◆ TASK STATEMENT ◆
Reproduce every entry word for word.

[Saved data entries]
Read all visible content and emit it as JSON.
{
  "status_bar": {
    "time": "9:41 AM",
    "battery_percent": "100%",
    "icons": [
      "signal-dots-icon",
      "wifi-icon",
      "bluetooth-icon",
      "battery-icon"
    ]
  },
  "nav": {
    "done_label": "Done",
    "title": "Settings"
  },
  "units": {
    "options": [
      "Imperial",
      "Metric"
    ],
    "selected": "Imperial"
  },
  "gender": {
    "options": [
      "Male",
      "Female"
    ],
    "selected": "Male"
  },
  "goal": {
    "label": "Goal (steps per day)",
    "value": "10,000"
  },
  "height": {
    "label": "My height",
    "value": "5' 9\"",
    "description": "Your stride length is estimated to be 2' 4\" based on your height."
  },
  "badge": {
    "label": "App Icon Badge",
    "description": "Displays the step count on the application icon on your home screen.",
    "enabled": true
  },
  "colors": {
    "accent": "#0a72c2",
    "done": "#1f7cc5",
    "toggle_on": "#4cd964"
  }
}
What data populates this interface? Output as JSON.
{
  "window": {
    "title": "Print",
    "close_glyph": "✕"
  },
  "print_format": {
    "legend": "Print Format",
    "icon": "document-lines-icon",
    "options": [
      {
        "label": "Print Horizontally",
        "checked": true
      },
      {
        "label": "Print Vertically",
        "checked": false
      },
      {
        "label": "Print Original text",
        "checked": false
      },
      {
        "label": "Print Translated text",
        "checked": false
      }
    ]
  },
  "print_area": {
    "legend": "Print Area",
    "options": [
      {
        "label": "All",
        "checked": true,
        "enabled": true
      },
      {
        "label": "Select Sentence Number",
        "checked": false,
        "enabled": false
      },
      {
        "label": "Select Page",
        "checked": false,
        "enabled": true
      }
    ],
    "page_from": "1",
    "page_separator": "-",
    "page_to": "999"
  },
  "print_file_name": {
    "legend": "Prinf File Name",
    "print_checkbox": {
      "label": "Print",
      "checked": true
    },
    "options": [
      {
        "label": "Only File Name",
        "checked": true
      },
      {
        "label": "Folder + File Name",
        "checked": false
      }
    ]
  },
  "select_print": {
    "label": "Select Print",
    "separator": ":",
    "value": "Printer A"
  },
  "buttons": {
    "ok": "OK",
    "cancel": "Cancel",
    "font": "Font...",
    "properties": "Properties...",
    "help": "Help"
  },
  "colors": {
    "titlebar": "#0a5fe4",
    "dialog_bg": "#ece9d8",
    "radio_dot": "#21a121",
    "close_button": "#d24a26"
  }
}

◆ RESULT BELOW ◆
Read all visible content and emit it as JSON.
{
  "status_bar": {
    "time": "9:41 AM",
    "battery_percent": "100%",
    "icons": [
      "signal-dots-icon",
      "wifi-icon",
      "bluetooth-icon",
      "battery-icon"
    ]
  },
  "nav": {
    "done_label": "Done",
    "title": "Settings"
  },
  "units": {
    "options": [
      "Imperial",
      "Metric"
    ],
    "selected": "Imperial"
  },
  "gender": {
    "options": [
      "Male",
      "Female"
    ],
    "selected": "Male"
  },
  "goal": {
    "label": "Goal (steps per day)",
    "value": "10,000"
  },
  "height": {
    "label": "My height",
    "value": "5' 9\"",
    "description": "Your stride length is estimated to be 2' 4\" based on your height."
  },
  "badge": {
    "label": "App Icon Badge",
    "description": "Displays the step count on the application icon on your home screen.",
    "enabled": true
  },
  "colors": {
    "accent": "#0a72c2",
    "done": "#1f7cc5",
    "toggle_on": "#4cd964"
  }
}
What data populates this interface? Output as JSON.
{
  "window": {
    "title": "Print",
    "close_glyph": "✕"
  },
  "print_format": {
    "legend": "Print Format",
    "icon": "document-lines-icon",
    "options": [
      {
        "label": "Print Horizontally",
        "checked": true
      },
      {
        "label": "Print Vertically",
        "checked": false
      },
      {
        "label": "Print Original text",
        "checked": false
      },
      {
        "label": "Print Translated text",
        "checked": false
      }
    ]
  },
  "print_area": {
    "legend": "Print Area",
    "options": [
      {
        "label": "All",
        "checked": true,
        "enabled": true
      },
      {
        "label": "Select Sentence Number",
        "checked": false,
        "enabled": false
      },
      {
        "label": "Select Page",
        "checked": false,
        "enabled": true
      }
    ],
    "page_from": "1",
    "page_separator": "-",
    "page_to": "999"
  },
  "print_file_name": {
    "legend": "Prinf File Name",
    "print_checkbox": {
      "label": "Print",
      "checked": true
    },
    "options": [
      {
        "label": "Only File Name",
        "checked": true
      },
      {
        "label": "Folder + File Name",
        "checked": false
      }
    ]
  },
  "select_print": {
    "label": "Select Print",
    "separator": ":",
    "value": "Printer A"
  },
  "buttons": {
    "ok": "OK",
    "cancel": "Cancel",
    "font": "Font...",
    "properties": "Properties...",
    "help": "Help"
  },
  "colors": {
    "titlebar": "#0a5fe4",
    "dialog_bg": "#ece9d8",
    "radio_dot": "#21a121",
    "close_button": "#d24a26"
  }
}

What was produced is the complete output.